However, with over three million devotees expected to participate, the annual tradition generates huge amounts of wastes like plastic bottles, food packaging and wrappers, utensils, cigarette butts, among others. For some pilgrims, piles of trash spoil the experience of doing their penitential walk.
The Alay Lakad resumes this Holy Week after three years of being suspended due to the COVID-19 pandemic. In line with this, the Antipolo City government and advocacy network EcoWaste Coalition remind those going to the shrine this Thursday to keep their pilgrimage “peaceful, solemn, vigilant, and clean.”
Jove Benosa, the coalition’s zero waste campaigner, said proper disposal of waste will “help a great deal in maintaining the integrity and beauty of the Antipolo Cathedral and its environs.”
“This year’s pilgrimage is made even more special with the declaration of the Antipolo Cathedral as the international shrine of Our Lady of Peace and Good Voyage by the Holy See,” said Antipolo Mayor Casimiro “Jun” Ynares III.
The advocacy network encourages pilgrims to practice the following:
- Walk with water in a reusable container to avoid consuming water and sweetened drinks in disposable plastic bags and bottles.
- Opt to take your meals in eateries that serve food and water in reusable containers.
- Bring a reusable carry bag for the suman (rice cake) and other native delicacies that you can bring home from Antipolo.
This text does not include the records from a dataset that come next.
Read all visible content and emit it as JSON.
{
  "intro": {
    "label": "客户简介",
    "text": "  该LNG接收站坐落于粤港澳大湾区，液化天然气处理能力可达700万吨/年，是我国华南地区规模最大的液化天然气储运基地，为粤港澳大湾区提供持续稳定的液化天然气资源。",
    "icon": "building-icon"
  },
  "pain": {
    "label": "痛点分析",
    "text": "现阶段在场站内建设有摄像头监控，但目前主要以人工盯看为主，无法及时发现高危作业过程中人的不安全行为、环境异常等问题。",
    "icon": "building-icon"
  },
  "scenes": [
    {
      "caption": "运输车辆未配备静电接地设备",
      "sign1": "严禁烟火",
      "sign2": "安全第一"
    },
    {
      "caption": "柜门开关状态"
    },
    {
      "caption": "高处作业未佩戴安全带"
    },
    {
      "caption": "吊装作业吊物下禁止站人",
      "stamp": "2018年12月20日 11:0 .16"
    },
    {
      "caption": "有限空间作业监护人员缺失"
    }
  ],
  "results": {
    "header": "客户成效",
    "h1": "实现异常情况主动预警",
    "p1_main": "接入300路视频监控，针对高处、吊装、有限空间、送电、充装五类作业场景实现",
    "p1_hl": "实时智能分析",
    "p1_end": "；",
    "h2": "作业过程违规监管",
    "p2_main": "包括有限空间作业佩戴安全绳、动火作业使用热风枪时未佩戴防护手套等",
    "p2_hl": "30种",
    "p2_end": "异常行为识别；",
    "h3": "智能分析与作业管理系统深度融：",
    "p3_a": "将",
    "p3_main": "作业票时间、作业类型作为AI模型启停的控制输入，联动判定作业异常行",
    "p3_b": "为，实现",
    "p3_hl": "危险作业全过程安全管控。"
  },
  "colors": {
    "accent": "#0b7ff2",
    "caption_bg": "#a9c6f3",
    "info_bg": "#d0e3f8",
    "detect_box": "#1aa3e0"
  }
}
- Dispose of your discards in proper bins.
- Refrain from smoking or vaping.